Task to carry out
Across the entries that follow, count the lines with the string "value" and reply with that count alone.

Records shown
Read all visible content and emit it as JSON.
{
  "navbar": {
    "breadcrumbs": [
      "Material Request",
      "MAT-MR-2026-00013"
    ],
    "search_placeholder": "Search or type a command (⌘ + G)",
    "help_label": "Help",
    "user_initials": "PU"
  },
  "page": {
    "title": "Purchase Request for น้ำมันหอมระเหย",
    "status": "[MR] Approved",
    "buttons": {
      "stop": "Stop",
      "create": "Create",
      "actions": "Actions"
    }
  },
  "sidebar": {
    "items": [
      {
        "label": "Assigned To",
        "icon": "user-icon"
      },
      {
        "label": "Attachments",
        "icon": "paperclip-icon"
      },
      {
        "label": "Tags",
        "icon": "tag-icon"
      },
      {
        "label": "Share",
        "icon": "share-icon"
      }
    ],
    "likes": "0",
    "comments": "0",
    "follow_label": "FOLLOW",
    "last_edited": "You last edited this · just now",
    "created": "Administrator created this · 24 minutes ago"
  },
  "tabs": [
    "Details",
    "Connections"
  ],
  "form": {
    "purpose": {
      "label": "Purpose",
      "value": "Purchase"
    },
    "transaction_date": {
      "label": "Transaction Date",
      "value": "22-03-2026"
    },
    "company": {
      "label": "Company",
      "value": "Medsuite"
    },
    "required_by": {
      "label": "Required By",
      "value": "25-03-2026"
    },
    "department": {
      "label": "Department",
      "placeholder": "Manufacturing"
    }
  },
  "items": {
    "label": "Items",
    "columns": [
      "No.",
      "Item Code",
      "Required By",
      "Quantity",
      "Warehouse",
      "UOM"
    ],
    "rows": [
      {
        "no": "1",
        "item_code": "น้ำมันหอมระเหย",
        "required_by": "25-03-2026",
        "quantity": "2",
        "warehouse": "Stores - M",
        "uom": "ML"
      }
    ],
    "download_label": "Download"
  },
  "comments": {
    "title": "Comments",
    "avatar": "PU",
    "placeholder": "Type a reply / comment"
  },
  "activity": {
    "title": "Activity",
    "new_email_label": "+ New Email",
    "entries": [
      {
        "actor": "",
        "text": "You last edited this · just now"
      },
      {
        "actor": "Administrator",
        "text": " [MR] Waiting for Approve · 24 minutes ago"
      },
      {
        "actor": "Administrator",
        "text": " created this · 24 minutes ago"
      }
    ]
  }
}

Response to this exercise
4